The venomous puss moth caterpillar (Megalopyge opercularis; also called the asp) is present in the southern United States. It is teardrop shaped and has long silky hair, making it resemble a tuft of cotton or fur.
When a puss moth caterpillar rubs or is pressed against a person’s skin, its venomous hairs are embedded, usually causing severe burning and a rash. Pain usually subsides in about an hour.
Occasionally, the reaction is more severe, causing swelling, nausea, and difficulty breathing.
(See also Introduction to Bites and Stings Introduction to Bites and Stings Many creatures, including humans, bite when frightened or provoked. Others include Alligators and crocodiles Iguanas Mites Ticks read more .)
Treatment of Puss Moth Caterpillar Stings
Relief of pain
Several techniques may soothe the pain and burning caused by puss moth caterpillar stings.
Washing the sting with soap and water and using a hair dryer set on low to dry the area
Putting tape on the site and pulling it off to remove embedded hairs to prevent further injury
Applying isopropyl alcohol (rubbing alcohol) to the sting
Applying a baking soda slurry
Applying calamine lotion
Placing an ice pack or an ice cube wrapped in plastic and a thin cloth over the sting

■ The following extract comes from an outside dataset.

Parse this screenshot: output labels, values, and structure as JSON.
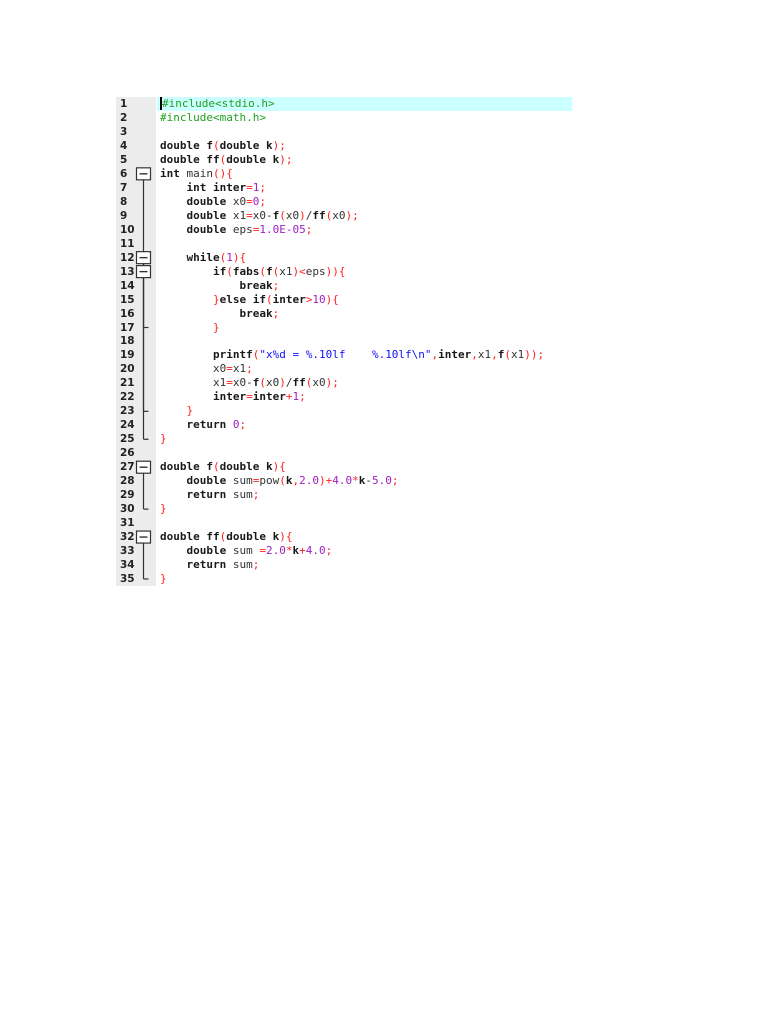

More severe reactions require immediate medical attention.